[Interface dataset entries]
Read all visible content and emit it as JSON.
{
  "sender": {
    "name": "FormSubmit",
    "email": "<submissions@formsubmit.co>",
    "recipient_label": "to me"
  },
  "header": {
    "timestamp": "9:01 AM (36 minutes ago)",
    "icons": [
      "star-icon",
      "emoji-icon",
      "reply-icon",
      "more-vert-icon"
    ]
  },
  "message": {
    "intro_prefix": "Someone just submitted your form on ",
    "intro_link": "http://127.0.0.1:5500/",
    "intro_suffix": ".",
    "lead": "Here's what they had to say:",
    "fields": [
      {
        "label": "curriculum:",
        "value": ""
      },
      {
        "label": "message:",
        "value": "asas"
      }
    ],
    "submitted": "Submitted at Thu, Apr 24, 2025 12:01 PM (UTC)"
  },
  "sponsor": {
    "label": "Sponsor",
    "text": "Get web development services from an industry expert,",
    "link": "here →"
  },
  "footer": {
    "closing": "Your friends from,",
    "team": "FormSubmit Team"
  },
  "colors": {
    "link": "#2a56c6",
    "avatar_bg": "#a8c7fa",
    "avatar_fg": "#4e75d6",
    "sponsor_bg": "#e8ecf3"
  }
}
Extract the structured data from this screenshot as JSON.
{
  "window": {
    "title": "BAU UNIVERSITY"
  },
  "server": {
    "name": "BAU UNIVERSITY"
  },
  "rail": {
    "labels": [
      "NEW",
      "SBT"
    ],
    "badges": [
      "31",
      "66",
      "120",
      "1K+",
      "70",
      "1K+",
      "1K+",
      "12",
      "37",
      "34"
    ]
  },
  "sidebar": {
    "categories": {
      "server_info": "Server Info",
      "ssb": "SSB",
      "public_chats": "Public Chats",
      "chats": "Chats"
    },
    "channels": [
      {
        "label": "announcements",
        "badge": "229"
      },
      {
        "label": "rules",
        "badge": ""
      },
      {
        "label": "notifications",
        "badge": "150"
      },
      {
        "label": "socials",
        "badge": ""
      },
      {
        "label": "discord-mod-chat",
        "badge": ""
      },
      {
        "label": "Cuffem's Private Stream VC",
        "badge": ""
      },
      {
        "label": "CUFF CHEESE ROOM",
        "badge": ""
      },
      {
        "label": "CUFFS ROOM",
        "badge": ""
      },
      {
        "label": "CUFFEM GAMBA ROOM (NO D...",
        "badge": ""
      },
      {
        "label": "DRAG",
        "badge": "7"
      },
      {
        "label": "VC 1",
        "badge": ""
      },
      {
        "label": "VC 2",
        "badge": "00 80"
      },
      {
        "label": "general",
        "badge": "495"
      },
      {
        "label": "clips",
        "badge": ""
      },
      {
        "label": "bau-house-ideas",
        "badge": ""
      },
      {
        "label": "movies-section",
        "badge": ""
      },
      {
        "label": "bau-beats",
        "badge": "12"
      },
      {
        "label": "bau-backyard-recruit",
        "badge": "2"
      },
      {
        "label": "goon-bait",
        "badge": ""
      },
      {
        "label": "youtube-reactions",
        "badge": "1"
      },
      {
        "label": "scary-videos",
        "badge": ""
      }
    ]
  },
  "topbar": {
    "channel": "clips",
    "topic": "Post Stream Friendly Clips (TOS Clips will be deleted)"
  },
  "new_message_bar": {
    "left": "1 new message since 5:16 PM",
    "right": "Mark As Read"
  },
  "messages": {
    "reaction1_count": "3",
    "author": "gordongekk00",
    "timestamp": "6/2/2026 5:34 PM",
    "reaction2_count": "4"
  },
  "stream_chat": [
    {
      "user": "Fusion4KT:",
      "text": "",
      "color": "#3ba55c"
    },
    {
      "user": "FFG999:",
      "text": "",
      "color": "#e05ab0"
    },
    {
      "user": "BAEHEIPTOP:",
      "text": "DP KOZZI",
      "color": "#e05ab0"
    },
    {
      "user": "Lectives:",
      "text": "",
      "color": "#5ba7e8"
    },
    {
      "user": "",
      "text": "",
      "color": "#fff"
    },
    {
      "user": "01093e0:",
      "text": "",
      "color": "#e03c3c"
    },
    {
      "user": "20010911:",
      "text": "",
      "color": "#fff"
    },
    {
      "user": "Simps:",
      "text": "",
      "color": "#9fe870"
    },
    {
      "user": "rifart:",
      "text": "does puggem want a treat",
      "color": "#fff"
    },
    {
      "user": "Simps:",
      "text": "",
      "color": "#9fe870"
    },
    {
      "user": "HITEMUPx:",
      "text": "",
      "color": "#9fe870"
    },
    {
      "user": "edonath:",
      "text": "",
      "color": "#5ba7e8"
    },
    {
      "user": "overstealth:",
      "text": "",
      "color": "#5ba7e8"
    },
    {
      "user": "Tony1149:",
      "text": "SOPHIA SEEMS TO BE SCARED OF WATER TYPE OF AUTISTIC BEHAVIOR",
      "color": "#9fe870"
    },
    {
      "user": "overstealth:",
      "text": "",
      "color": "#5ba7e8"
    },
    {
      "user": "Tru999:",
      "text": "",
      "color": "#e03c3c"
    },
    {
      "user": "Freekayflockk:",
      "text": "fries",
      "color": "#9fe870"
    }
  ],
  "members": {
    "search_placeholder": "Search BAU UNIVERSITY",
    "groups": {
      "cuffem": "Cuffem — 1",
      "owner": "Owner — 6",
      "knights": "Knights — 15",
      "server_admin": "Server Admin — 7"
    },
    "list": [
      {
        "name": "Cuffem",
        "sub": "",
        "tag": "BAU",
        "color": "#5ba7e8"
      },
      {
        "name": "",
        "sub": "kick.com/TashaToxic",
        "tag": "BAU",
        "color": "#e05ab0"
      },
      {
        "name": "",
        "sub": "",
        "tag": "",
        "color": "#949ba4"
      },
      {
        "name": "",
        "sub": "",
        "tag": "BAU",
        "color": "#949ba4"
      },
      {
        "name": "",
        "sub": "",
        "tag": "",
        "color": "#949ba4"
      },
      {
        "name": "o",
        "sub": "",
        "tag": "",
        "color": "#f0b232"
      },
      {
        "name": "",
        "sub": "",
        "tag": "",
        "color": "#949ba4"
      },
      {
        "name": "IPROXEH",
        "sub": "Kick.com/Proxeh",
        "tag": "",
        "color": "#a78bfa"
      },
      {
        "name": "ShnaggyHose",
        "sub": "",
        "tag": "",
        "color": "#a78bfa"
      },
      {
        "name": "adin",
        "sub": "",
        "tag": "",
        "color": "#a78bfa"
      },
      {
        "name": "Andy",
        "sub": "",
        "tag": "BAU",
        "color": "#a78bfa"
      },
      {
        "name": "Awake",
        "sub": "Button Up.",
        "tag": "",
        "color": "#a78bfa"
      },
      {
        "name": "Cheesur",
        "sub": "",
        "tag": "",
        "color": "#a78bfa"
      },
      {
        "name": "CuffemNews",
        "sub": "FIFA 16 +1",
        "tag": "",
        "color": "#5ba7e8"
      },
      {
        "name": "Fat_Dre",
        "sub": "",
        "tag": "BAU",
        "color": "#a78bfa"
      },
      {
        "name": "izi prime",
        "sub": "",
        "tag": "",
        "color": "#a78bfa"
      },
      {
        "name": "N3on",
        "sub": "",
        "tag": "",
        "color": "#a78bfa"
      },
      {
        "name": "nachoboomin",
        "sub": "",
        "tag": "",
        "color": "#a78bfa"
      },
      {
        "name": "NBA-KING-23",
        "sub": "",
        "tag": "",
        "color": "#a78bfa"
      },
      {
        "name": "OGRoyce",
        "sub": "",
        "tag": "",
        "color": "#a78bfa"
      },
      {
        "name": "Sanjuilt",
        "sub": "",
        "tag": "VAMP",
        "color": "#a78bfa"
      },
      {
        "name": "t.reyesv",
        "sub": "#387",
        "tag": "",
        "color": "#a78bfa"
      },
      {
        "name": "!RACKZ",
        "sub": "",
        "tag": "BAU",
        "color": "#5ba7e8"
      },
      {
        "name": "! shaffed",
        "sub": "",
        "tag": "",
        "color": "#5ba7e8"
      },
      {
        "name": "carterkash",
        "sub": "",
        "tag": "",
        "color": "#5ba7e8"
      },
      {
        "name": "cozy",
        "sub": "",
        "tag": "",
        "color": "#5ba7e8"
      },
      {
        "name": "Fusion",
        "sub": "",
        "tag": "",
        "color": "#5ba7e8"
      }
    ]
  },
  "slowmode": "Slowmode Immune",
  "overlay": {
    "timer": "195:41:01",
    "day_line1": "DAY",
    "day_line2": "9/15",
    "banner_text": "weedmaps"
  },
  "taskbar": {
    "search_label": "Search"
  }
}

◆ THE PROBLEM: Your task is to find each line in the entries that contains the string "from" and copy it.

◆ WRITTEN ANSWER:
    "text": "Get web development services from an industry expert,",
    "closing": "Your friends from,",
Extract the structured data from this screenshot as JSON.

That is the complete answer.